As part of the release of ECOMP (Enhanced Control, Orchestration, Management and Policy) into open source, AT&T will later this year release the software it’s been using as part of the VNF on-boarding process called ICE for Incubation & Certification Environment.
That could influence ongoing efforts for the telecom industry to address the need for a common approach to bringing multiple virtual network functions into their networks.

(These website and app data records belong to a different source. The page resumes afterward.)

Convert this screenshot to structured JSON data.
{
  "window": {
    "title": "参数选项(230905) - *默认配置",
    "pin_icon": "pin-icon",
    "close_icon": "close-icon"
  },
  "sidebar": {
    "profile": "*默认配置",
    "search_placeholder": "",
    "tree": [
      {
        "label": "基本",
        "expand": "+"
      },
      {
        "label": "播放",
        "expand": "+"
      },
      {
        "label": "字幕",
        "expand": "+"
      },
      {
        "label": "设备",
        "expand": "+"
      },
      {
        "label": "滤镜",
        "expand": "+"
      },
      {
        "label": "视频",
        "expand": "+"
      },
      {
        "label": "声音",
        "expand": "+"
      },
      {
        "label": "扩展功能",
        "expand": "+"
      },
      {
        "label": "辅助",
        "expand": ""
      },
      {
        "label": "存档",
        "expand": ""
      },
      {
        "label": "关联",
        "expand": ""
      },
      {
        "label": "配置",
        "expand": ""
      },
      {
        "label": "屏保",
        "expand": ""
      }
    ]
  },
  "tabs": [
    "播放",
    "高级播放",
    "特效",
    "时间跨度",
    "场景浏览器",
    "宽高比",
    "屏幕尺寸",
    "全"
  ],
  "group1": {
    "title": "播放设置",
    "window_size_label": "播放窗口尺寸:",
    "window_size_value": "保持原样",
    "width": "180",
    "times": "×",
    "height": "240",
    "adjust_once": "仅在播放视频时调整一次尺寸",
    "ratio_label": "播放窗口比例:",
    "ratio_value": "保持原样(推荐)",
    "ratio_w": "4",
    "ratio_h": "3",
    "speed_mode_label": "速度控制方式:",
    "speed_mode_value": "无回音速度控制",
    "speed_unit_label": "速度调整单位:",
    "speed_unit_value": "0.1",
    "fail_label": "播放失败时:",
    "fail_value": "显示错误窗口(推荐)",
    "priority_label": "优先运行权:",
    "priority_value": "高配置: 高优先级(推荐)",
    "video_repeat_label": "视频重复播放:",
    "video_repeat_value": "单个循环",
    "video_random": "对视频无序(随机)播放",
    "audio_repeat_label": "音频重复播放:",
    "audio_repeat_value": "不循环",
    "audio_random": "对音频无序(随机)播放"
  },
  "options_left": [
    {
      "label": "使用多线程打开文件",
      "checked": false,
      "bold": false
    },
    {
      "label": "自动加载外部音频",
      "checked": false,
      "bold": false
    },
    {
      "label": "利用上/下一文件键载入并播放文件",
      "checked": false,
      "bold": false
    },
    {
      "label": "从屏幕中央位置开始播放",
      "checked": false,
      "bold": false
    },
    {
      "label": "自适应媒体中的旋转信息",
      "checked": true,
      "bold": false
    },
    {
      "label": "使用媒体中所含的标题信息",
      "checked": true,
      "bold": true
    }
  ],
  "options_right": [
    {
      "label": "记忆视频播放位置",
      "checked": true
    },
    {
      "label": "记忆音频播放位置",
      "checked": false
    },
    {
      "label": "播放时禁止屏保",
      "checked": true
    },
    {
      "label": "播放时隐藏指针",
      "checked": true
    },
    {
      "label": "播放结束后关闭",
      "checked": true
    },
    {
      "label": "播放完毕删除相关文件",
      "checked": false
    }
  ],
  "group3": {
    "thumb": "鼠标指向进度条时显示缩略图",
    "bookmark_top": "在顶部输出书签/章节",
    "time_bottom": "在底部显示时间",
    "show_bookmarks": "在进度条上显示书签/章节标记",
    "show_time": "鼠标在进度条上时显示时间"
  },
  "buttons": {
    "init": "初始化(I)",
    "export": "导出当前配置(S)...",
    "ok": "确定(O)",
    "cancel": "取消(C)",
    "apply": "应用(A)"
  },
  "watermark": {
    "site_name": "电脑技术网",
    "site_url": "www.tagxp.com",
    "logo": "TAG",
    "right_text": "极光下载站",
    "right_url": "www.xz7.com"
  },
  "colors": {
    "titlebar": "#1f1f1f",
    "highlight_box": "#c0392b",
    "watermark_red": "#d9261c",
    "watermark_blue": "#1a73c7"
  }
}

As network operators move to commercially deploy network functions virtualization, they are being stymied by the multiple ways that vendors have created for on-boarding VNFs. Public statements from people such as Chris Rice of AT&T and David Amzallag of Vodafone have identified VNF on-boarding as a critical issue, and one that needs to be solved across the industry. (See AT&T’s Rice: Stamp Out NFV ‘Snowflakes’ and Vodafone: Desperately Seeking Cloud-Centric Tech.)
There are multiple standards development organizations (SDOs) looking at this process, including the MEF and the TM Forum, that are willing to work together on this process.
Speaking earlier this month at AT&T Inc. (NYSE: T)’s big 2017 tech statement at its flagship store in San Francisco, Rice said ECOMP, now an open source project under the Linux Foundation, will spell out what a VNF should look like, but there will need to be further action, including something such as ICE, to enable the on-boarding process to be streamlined and automated. (See Will ECOMP Be the Alpha MANO? )
Erik Sundelof, lead engineer on AT&T’s Domain 2.0 project, said in an interview at the same event that the ICE software, developed for D2, would be released into open source at mid-year. AT&T has used it so far to do 238 validations of VNFs, including 132 different VNFs — the difference in the number relates to iterations of the VNFs.
Keep reading on Light Reading.